For app developers, it’s deceptively easy to get sucked into the mindset that the software you’re currently working on is a ‘project’. With a start and end date, you and your team focus on delivering the work on time with the desired features in order to then move onto a new ‘project’. However, there is a fatal flaw in this type of thinking that trips up app developers everywhere, to the irritation of their clients.
By deeming software as a project, you negate to see it as a ‘product’. While these may seem similar, a product should be seen as something that is indefinite, evolving and improving over time to fit the ever-changing needs of real users.
Shifting your team’s mindset from projects to products can help you to avoid the variety of pitfalls of sticking with the former mode of thinking, yet what exactly are those issues?
One of the more egregious issues that arises with project-focused thinking is that, by framing success in terms of budget and deadlines, you ignore the importance of the overarching commercial goal for the end user.
This can create a barrier between the developer and the needs of the client, leading to a product that doesn’t quite work for either party. On the other hand, product-focused development garners much greater success, as developers are much more closely aligned to the commercial objectives and user intent.
A common misunderstanding that developers fall into is, once a software system has been built, the project will run at a high quality in its current state forever. In reality, many products are heavily reliant on external factors that may change. For example, third party libraries will likely need to be patched or updated, the interfaces may change and the dataset that your software deals with will likely increase.
All of this can completely change how your system reacts and behaves, which will inevitably lead to the developer’s bane - software rot. On the other hand, by viewing your work as an ongoing product, you can aid in evolving and improving to minimise the drop in software quality.
Lack of ongoing ownership
If you’re working on projects, it’s easy to wash your hands of your work once it has been launched. This, unfortunately, fosters a lack of responsibility and miscommunication between teams. However, by taking ownership of the product as a whole, a vested interest in creating something maintainable becomes a clearer goal.
This increased responsibility can have significant knock-on benefits to the quality and efficiency of the product and can help to promote a more productive knowledge transfer between teams.

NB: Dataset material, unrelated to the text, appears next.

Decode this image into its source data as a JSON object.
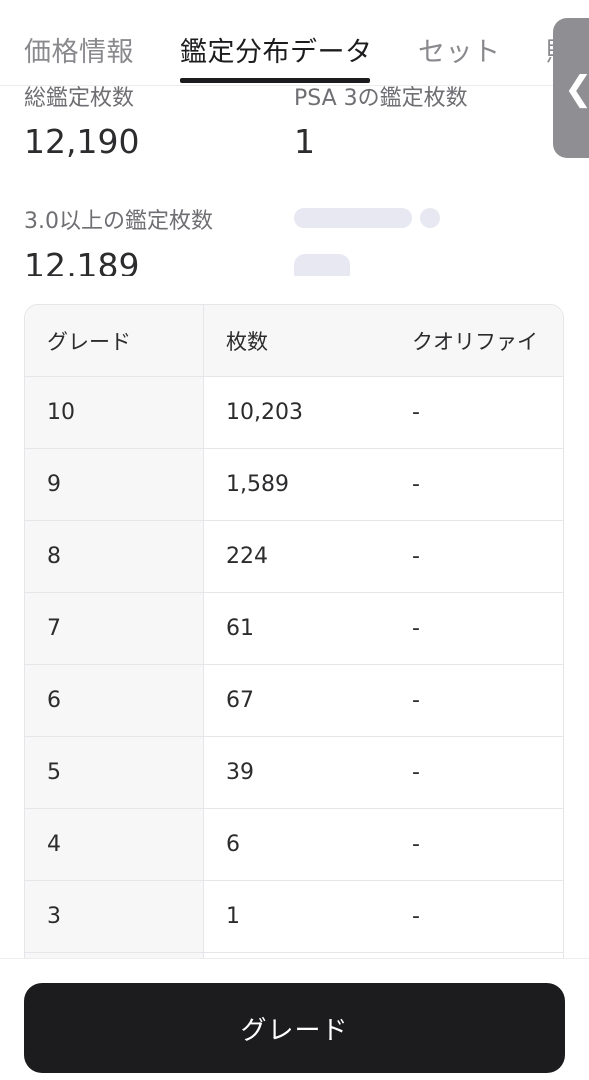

As you can see, while a relatively simple change, shifting away from project-focused thinking can provide a variety of benefits for a software team and, as experts in the app development industry, we encourage this change in thinking wherever possible to maximise productivity and communication.